You know, Governor Romer may have thought, well, gee, this is all done and they're all sitting in a box somewhere. That's just not the case.

Q If the DNC is $14 million in debt, aren't their budgetary concerns sort of academic, in terms of disclosing information?

MR. MCCURRY: No, because as the President indicated earlier, that will be retired and they will be competitive as they go into the '98 cycle. How we targeted resources and where we spent geographically, and what we spent money for, you could easily see the DNC may consider sort of proprietary information that they would want to be available only to those who need to know that.

Q There are some Republicans who believe that President Clinton shut the door once and for all on a COLA adjustment in this budget process when he rejected Lott's idea for a commission. If that's not the case, could you explain what the President hopes to see happen?

MR. MCCURRY: Look, as I said earlier today, the President believes there needs to be annual adjustments for inflation. The President, like I think just about everyone knowledgeable on the subject, believes there's an overstatement of inflation in the current index. How to adjust that index so you get an accurate measure of inflation is something a lot of good, smart people are working on -- the Bureau of Labor Statistics, in particular.

Now, they're going to be in a position to maybe take some action either later this year or beyond and they will do that. The issue then might be is there still a judgment to be made about whether or not the index overstates inflation.
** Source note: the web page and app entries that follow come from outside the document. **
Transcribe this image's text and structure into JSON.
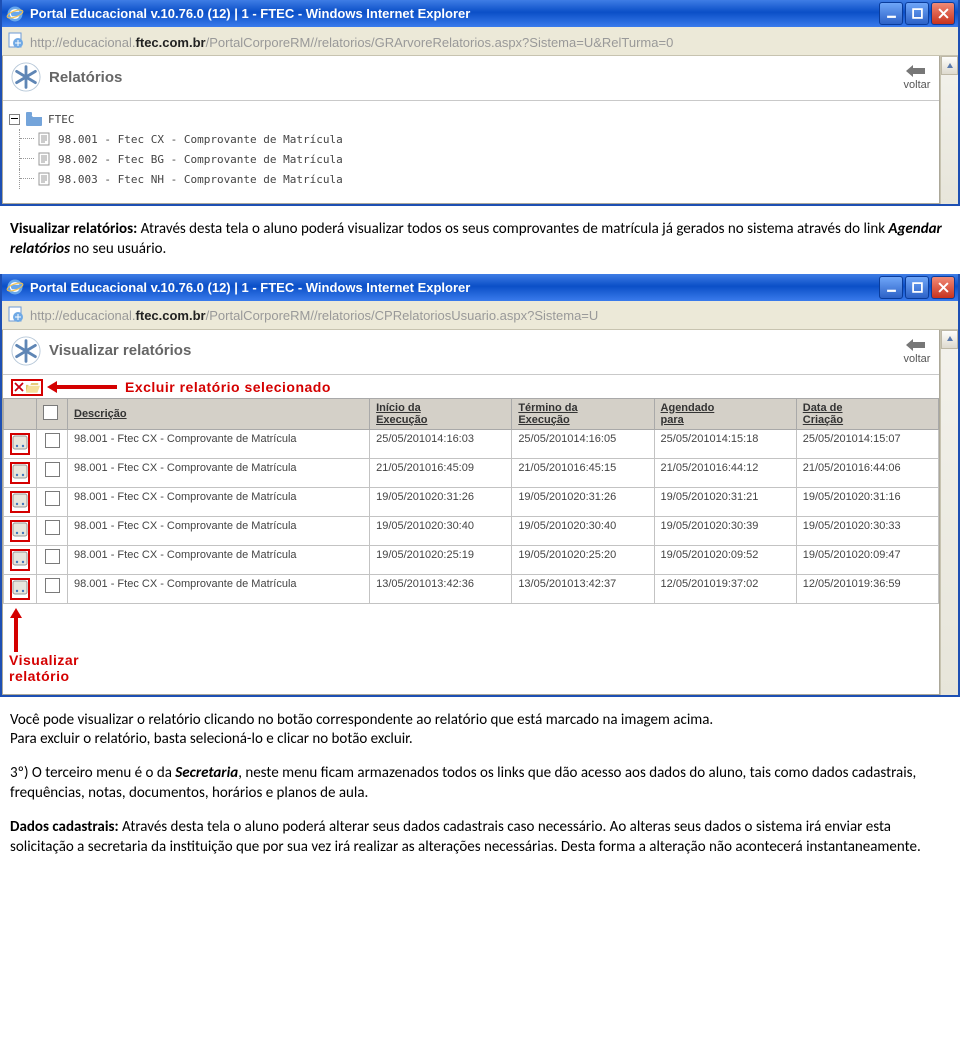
{
  "win1": {
    "title": "Portal Educacional v.10.76.0 (12) | 1 - FTEC - Windows Internet Explorer",
    "url_prefix": "http://educacional.",
    "url_bold": "ftec.com.br",
    "url_suffix": "/PortalCorporeRM//relatorios/GRArvoreRelatorios.aspx?Sistema=U&RelTurma=0",
    "header": "Relatórios",
    "voltar": "voltar",
    "tree_root": "FTEC",
    "tree_items": [
      "98.001 - Ftec CX - Comprovante de Matrícula",
      "98.002 - Ftec BG - Comprovante de Matrícula",
      "98.003 - Ftec NH - Comprovante de Matrícula"
    ]
  },
  "para1_bold": "Visualizar relatórios:",
  "para1_text": " Através desta tela o aluno poderá visualizar todos os seus comprovantes de matrícula já gerados no sistema através do link ",
  "para1_italic": "Agendar relatórios",
  "para1_tail": " no seu usuário.",
  "win2": {
    "title": "Portal Educacional v.10.76.0 (12) | 1 - FTEC - Windows Internet Explorer",
    "url_prefix": "http://educacional.",
    "url_bold": "ftec.com.br",
    "url_suffix": "/PortalCorporeRM//relatorios/CPRelatoriosUsuario.aspx?Sistema=U",
    "header": "Visualizar relatórios",
    "voltar": "voltar",
    "excluir_annot": "Excluir relatório selecionado",
    "cols": {
      "c1": "Descrição",
      "c2a": "Início da",
      "c2b": "Execução",
      "c3a": "Término da",
      "c3b": "Execução",
      "c4a": "Agendado",
      "c4b": "para",
      "c5a": "Data de",
      "c5b": "Criação"
    },
    "rows": [
      {
        "desc": "98.001 - Ftec CX - Comprovante de Matrícula",
        "c2": "25/05/2010 14:16:03",
        "c3": "25/05/2010 14:16:05",
        "c4": "25/05/2010 14:15:18",
        "c5": "25/05/2010 14:15:07"
      },
      {
        "desc": "98.001 - Ftec CX - Comprovante de Matrícula",
        "c2": "21/05/2010 16:45:09",
        "c3": "21/05/2010 16:45:15",
        "c4": "21/05/2010 16:44:12",
        "c5": "21/05/2010 16:44:06"
      },
      {
        "desc": "98.001 - Ftec CX - Comprovante de Matrícula",
        "c2": "19/05/2010 20:31:26",
        "c3": "19/05/2010 20:31:26",
        "c4": "19/05/2010 20:31:21",
        "c5": "19/05/2010 20:31:16"
      },
      {
        "desc": "98.001 - Ftec CX - Comprovante de Matrícula",
        "c2": "19/05/2010 20:30:40",
        "c3": "19/05/2010 20:30:40",
        "c4": "19/05/2010 20:30:39",
        "c5": "19/05/2010 20:30:33"
      },
      {
        "desc": "98.001 - Ftec CX - Comprovante de Matrícula",
        "c2": "19/05/2010 20:25:19",
        "c3": "19/05/2010 20:25:20",
        "c4": "19/05/2010 20:09:52",
        "c5": "19/05/2010 20:09:47"
      },
      {
        "desc": "98.001 - Ftec CX - Comprovante de Matrícula",
        "c2": "13/05/2010 13:42:36",
        "c3": "13/05/2010 13:42:37",
        "c4": "12/05/2010 19:37:02",
        "c5": "12/05/2010 19:36:59"
      }
    ],
    "viz_annot_l1": "Visualizar",
    "viz_annot_l2": "relatório"
  },
  "para2_l1": "Você pode visualizar o relatório clicando no botão correspondente ao relatório que está marcado na imagem acima.",
  "para2_l2": "Para excluir o relatório, basta selecioná-lo e clicar no botão excluir.",
  "para3_head": "3º) O terceiro menu é o da ",
  "para3_bi": "Secretaria",
  "para3_tail": ", neste menu ficam armazenados todos os links que dão acesso aos dados do aluno, tais como dados cadastrais, frequências, notas, documentos, horários e planos de aula.",
  "para4_bold": "Dados cadastrais:",
  "para4_text": " Através desta tela o aluno poderá alterar seus dados cadastrais caso necessário. Ao alteras seus dados o sistema irá enviar esta solicitação a secretaria da instituição que por sua vez irá realizar as alterações necessárias. Desta forma a alteração não acontecerá instantaneamente."
}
And the President has not ruled out looking at that question and thinks only that the process ought to be one that the American people can be confident in, that the American people can say was done for good, legitimate reasons based on a technically accurate measurement.

Q Yes, but if a process that had credibility could be found, would he like this question to be resolved so it could have an impact on this year's budget talks?

MR. MCCURRY: I think he wants the decision to be made in the right way. And then the decision to balance the budget can take into account any adjustment in the inflation index, if you need to take into account the inflation index.

Q Is that a yes?

MR. MCCURRY: That was an artful evasion. (Laughter.)

Q You're not saying that the whole process is going to wait until BLS has finished its work, are you?

MR. MCCURRY: Well, I think there's some interest in letting them -- they are the primary custodians of that series and there's some interest in letting them do the work that they are already doing on that. And then also having additional discussion by those who are expert in the subject on the question of the measurement.

Q Well, Mike, this morning you said this is not a front-end item in the budget process. Does that mean it's an end --a back --

MR. MCCURRY: Well, I think it's clear that they didn't go out and decide that they were going to adjust the CPI by "x" amount or "x" percent.

Q Right. But what I'm asking you is does that mean this is something that --

MR. MCCURRY: That hasn't happened, to my knowledge.

Q Right. But does that mean that this is a back-end item in the budget; in other words, that this is something that could --

MR. MCCURRY: It could very well be.

Q What you were just saying would suggest that the White House doesn't think that BLS will answer that question once and for all, that they would need a sufficient, final arbiter of what the correct inflation measure is.

MR. MCCURRY: Well, they're looking hard at the question and resolving what they can resolve and we'll see what kind of answers they come up with.

Q Is there a way to help BLS come to its decision faster, perhaps by November?

MR. MCCURRY: Not that I'm aware of. I think they've got sufficient resources and good, smart people to do the work. I'm not aware that they have asked for any help.

We're done.

Q Did you find out about the Medicare commission, when President Clinton plans to --

MR. MCCURRY: We'll have to run that down. I forgot to check on that.

Okay. Thank you.

END 2:00 P.M. EST